**Exercise brief**
Each line of the data below that holds the word "false" is to be reported in full.

#####

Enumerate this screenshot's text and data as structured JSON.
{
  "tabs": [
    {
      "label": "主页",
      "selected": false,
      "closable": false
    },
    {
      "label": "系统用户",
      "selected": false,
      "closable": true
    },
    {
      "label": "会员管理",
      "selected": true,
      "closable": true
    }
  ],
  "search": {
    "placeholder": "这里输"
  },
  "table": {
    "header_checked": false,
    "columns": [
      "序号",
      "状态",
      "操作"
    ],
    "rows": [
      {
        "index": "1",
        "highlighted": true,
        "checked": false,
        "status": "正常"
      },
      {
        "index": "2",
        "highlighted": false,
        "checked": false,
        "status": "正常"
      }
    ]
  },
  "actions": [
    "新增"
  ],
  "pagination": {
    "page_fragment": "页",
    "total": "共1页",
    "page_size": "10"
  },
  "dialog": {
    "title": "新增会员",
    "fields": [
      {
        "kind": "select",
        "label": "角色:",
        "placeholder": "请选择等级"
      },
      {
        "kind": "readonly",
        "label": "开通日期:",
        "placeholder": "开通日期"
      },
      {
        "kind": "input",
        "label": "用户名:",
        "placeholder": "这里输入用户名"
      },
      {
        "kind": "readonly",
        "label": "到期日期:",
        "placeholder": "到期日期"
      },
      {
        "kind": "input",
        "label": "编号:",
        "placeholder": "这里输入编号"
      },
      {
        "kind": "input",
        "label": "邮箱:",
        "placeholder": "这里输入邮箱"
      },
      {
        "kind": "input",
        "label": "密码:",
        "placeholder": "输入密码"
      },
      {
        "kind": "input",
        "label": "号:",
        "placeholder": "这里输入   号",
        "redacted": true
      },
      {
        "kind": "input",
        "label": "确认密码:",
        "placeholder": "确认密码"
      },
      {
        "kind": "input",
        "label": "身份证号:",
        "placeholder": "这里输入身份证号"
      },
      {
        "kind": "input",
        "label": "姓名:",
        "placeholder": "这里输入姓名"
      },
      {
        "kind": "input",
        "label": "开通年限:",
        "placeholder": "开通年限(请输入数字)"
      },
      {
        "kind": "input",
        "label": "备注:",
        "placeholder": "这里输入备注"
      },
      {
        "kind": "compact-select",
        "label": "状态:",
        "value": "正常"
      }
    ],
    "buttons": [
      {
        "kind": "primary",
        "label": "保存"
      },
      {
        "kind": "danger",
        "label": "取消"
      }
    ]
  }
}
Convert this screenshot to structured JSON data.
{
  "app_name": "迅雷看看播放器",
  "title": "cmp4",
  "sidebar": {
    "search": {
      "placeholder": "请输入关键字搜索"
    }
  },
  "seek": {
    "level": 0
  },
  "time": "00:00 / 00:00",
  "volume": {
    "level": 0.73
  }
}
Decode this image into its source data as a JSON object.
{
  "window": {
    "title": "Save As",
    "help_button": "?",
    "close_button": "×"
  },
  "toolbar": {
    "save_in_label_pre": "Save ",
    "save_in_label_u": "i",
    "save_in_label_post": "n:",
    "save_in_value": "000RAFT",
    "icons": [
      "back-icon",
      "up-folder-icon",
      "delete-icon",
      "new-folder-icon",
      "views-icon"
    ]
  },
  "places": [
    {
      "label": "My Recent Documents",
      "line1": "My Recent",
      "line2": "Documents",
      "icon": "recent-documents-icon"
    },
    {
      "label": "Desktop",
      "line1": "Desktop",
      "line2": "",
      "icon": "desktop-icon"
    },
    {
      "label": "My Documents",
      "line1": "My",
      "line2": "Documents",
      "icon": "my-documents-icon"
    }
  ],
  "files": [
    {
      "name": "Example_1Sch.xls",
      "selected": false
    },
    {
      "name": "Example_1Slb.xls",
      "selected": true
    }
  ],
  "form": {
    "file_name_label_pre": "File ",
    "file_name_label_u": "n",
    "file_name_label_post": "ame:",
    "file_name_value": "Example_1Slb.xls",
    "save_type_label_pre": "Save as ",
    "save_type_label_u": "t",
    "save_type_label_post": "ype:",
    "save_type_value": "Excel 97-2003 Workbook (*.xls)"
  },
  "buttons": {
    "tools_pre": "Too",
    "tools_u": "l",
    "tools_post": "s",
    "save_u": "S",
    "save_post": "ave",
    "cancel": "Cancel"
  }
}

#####

**Final answer**
      "selected": false,
      "closable": false
      "selected": false,
    "header_checked": false,
        "checked": false,
        "highlighted": false,
        "checked": false,
      "selected": false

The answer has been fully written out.